■ Directions for this task ■
Return every line of the data below exactly, but do not include the images.

[Source data]
+++

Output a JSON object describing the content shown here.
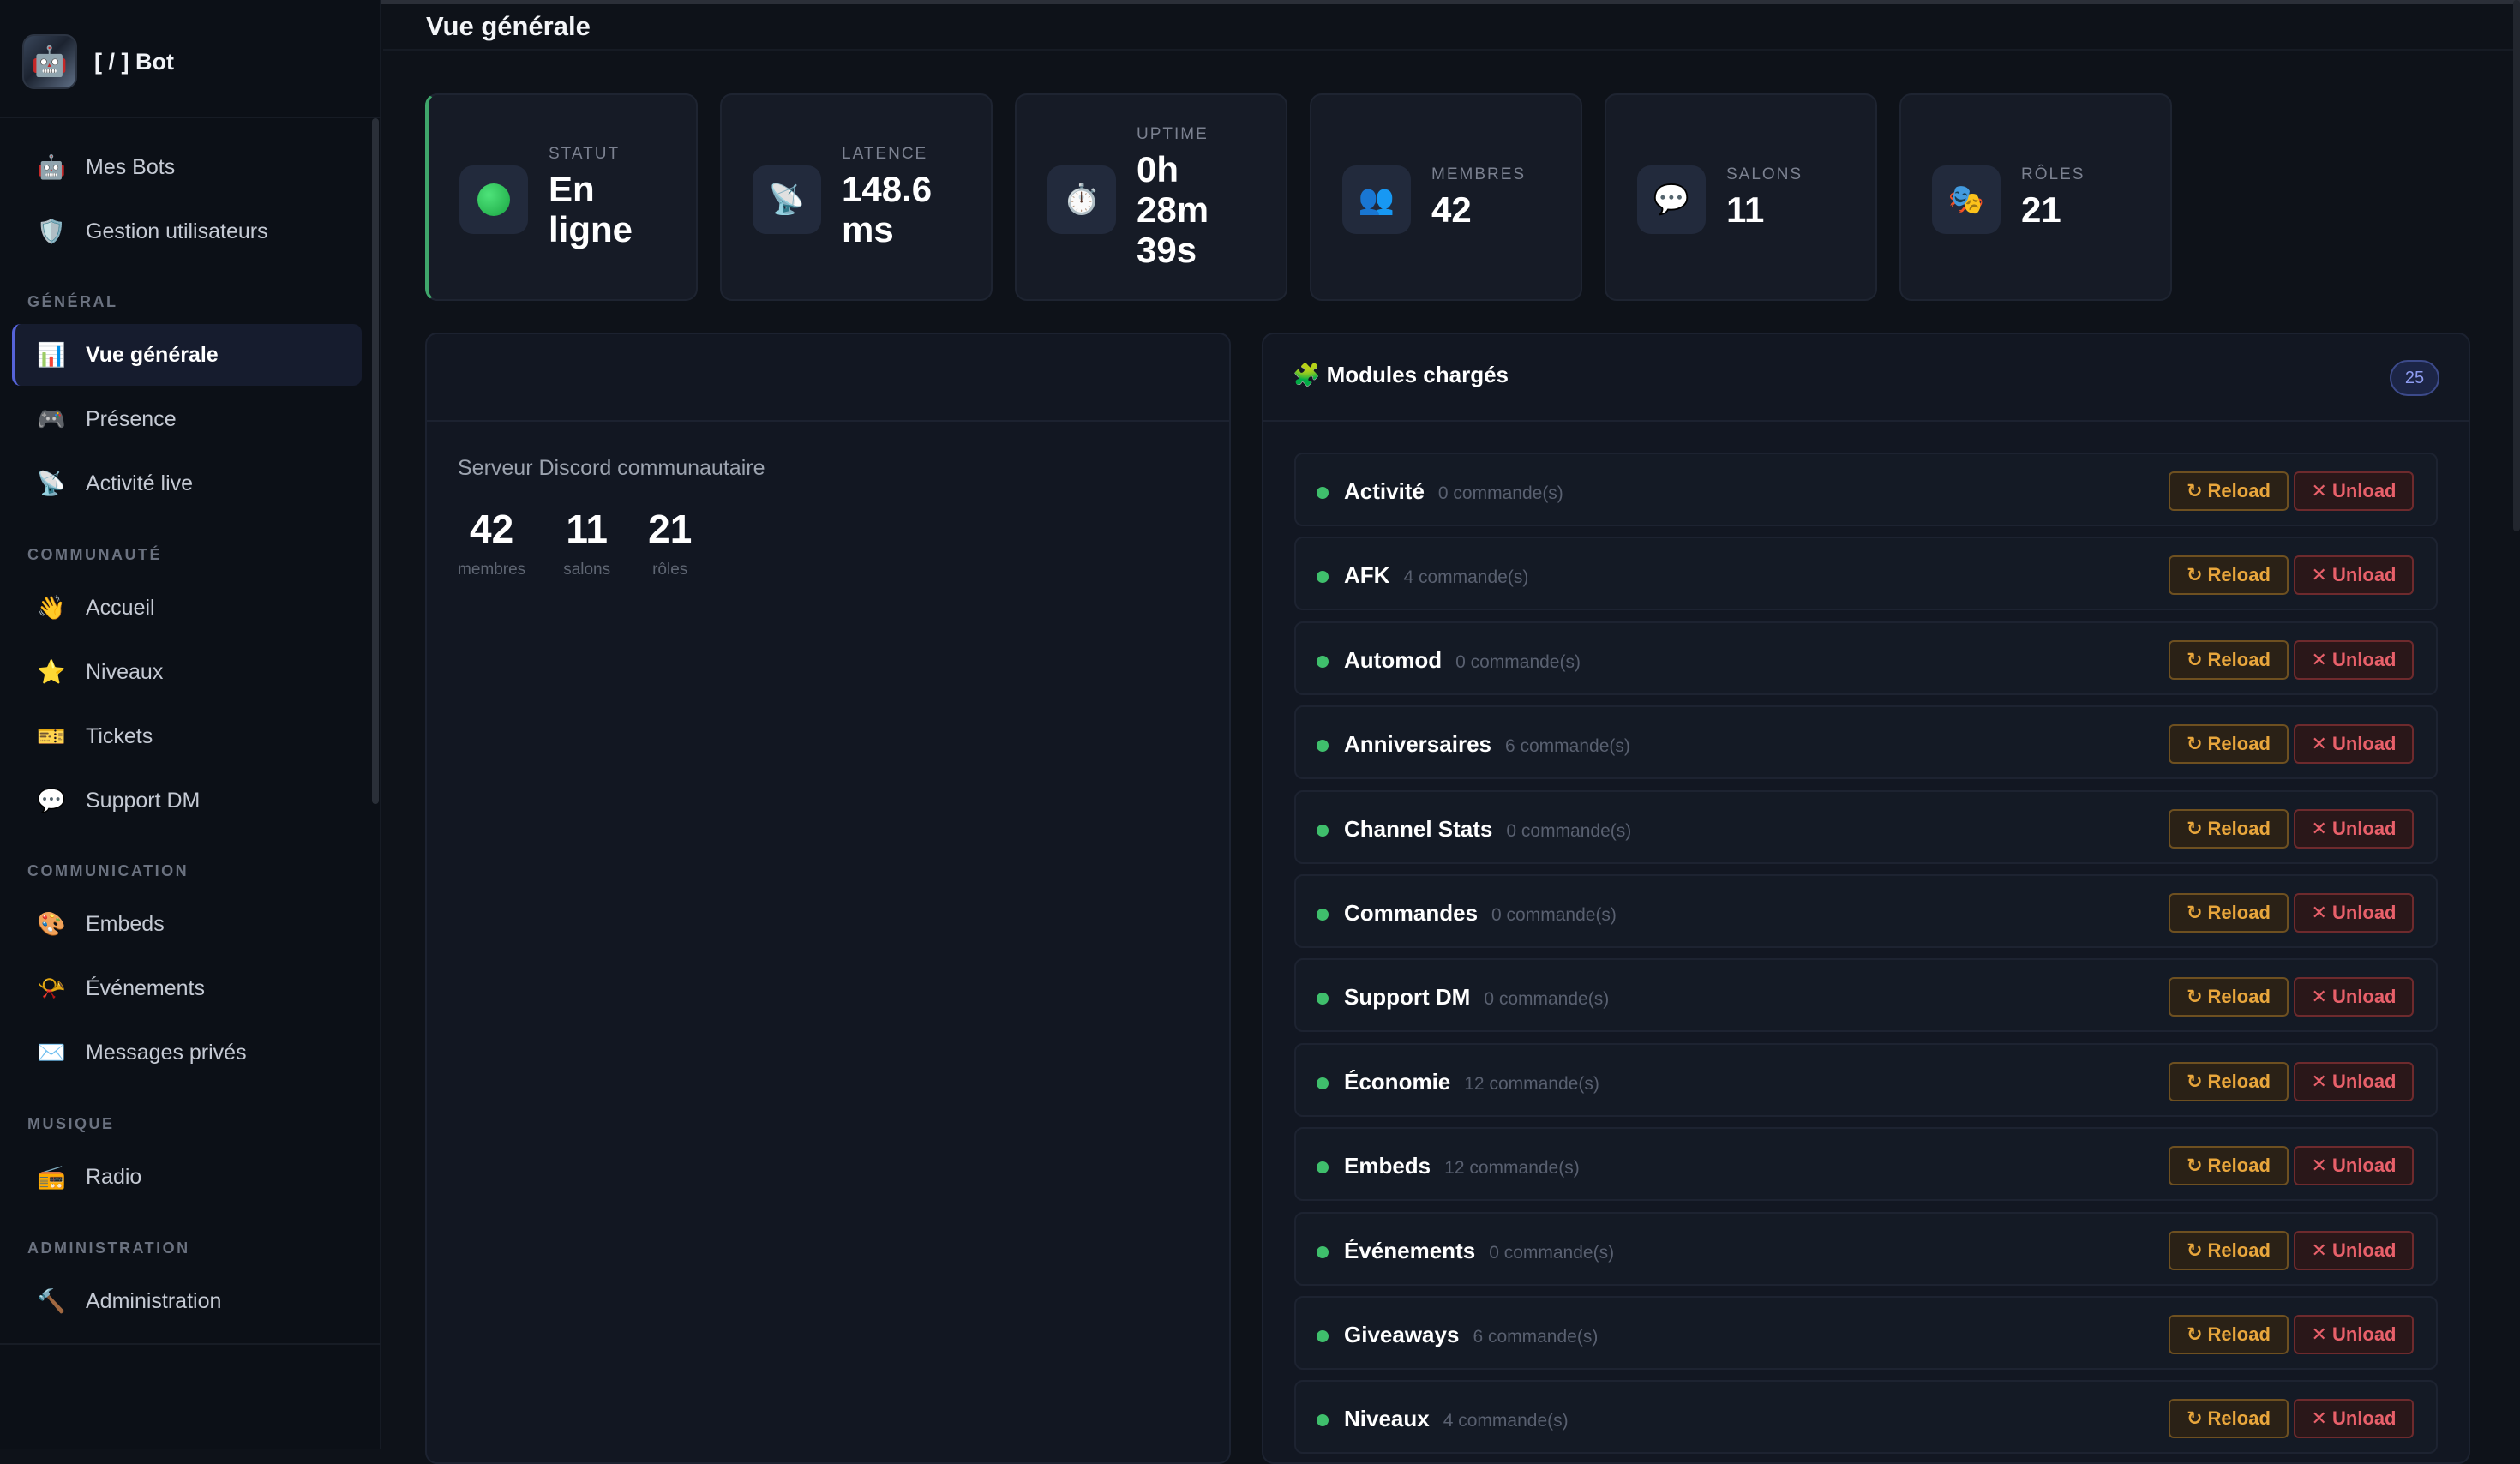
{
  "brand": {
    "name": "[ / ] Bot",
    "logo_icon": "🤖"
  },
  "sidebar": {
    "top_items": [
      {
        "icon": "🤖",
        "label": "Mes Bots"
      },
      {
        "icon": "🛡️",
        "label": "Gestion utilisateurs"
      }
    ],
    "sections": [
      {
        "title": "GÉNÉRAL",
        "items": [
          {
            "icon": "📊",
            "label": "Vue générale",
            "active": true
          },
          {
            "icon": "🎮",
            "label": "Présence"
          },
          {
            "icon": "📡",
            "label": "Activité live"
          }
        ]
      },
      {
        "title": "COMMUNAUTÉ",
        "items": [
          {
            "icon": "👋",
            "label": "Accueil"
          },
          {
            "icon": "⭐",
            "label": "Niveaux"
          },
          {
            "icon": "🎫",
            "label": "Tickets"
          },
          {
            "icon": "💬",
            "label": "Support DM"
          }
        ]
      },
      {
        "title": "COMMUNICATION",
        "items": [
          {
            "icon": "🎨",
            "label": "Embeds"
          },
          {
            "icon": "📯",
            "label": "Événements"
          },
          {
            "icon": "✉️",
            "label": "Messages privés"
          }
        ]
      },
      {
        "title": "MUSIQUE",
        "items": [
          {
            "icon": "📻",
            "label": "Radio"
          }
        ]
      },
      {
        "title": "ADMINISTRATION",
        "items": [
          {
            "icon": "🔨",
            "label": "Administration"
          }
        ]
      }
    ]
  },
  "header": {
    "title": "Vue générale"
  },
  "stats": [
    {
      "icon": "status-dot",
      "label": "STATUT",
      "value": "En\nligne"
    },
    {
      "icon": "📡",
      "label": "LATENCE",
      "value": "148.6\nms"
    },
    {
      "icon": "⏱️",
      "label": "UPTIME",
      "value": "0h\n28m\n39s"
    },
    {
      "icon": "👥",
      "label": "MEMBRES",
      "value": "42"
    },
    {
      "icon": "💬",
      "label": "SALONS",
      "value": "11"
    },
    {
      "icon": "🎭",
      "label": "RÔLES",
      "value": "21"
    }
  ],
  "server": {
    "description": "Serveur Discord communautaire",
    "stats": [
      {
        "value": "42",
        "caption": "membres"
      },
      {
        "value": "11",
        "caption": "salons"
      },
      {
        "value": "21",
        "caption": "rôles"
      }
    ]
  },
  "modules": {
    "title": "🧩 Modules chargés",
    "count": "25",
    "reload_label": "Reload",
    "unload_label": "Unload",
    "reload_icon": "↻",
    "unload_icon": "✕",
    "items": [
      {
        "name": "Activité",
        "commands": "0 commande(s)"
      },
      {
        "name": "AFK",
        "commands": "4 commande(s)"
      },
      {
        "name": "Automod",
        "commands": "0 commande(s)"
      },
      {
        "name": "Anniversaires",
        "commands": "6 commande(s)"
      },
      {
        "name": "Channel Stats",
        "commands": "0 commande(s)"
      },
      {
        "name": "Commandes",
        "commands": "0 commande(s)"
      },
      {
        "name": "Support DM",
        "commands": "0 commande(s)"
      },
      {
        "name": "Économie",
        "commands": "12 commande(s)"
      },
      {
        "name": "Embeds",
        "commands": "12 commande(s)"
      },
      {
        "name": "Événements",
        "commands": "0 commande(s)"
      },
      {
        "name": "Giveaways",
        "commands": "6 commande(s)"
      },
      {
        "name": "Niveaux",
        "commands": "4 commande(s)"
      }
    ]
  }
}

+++

■ Worked solution ■
Output a JSON object describing the content shown here.
{
  "brand": {
    "name": "[ / ] Bot",
    "logo_icon": "🤖"
  },
  "sidebar": {
    "top_items": [
      {
        "icon": "🤖",
        "label": "Mes Bots"
      },
      {
        "icon": "🛡️",
        "label": "Gestion utilisateurs"
      }
    ],
    "sections": [
      {
        "title": "GÉNÉRAL",
        "items": [
          {
            "icon": "📊",
            "label": "Vue générale",
            "active": true
          },
          {
            "icon": "🎮",
            "label": "Présence"
          },
          {
            "icon": "📡",
            "label": "Activité live"
          }
        ]
      },
      {
        "title": "COMMUNAUTÉ",
        "items": [
          {
            "icon": "👋",
            "label": "Accueil"
          },
          {
            "icon": "⭐",
            "label": "Niveaux"
          },
          {
            "icon": "🎫",
            "label": "Tickets"
          },
          {
            "icon": "💬",
            "label": "Support DM"
          }
        ]
      },
      {
        "title": "COMMUNICATION",
        "items": [
          {
            "icon": "🎨",
            "label": "Embeds"
          },
          {
            "icon": "📯",
            "label": "Événements"
          },
          {
            "icon": "✉️",
            "label": "Messages privés"
          }
        ]
      },
      {
        "title": "MUSIQUE",
        "items": [
          {
            "icon": "📻",
            "label": "Radio"
          }
        ]
      },
      {
        "title": "ADMINISTRATION",
        "items": [
          {
            "icon": "🔨",
            "label": "Administration"
          }
        ]
      }
    ]
  },
  "header": {
    "title": "Vue générale"
  },
  "stats": [
    {
      "icon": "status-dot",
      "label": "STATUT",
      "value": "En\nligne"
    },
    {
      "icon": "📡",
      "label": "LATENCE",
      "value": "148.6\nms"
    },
    {
      "icon": "⏱️",
      "label": "UPTIME",
      "value": "0h\n28m\n39s"
    },
    {
      "icon": "👥",
      "label": "MEMBRES",
      "value": "42"
    },
    {
      "icon": "💬",
      "label": "SALONS",
      "value": "11"
    },
    {
      "icon": "🎭",
      "label": "RÔLES",
      "value": "21"
    }
  ],
  "server": {
    "description": "Serveur Discord communautaire",
    "stats": [
      {
        "value": "42",
        "caption": "membres"
      },
      {
        "value": "11",
        "caption": "salons"
      },
      {
        "value": "21",
        "caption": "rôles"
      }
    ]
  },
  "modules": {
    "title": "🧩 Modules chargés",
    "count": "25",
    "reload_label": "Reload",
    "unload_label": "Unload",
    "reload_icon": "↻",
    "unload_icon": "✕",
    "items": [
      {
        "name": "Activité",
        "commands": "0 commande(s)"
      },
      {
        "name": "AFK",
        "commands": "4 commande(s)"
      },
      {
        "name": "Automod",
        "commands": "0 commande(s)"
      },
      {
        "name": "Anniversaires",
        "commands": "6 commande(s)"
      },
      {
        "name": "Channel Stats",
        "commands": "0 commande(s)"
      },
      {
        "name": "Commandes",
        "commands": "0 commande(s)"
      },
      {
        "name": "Support DM",
        "commands": "0 commande(s)"
      },
      {
        "name": "Économie",
        "commands": "12 commande(s)"
      },
      {
        "name": "Embeds",
        "commands": "12 commande(s)"
      },
      {
        "name": "Événements",
        "commands": "0 commande(s)"
      },
      {
        "name": "Giveaways",
        "commands": "6 commande(s)"
      },
      {
        "name": "Niveaux",
        "commands": "4 commande(s)"
      }
    ]
  }
}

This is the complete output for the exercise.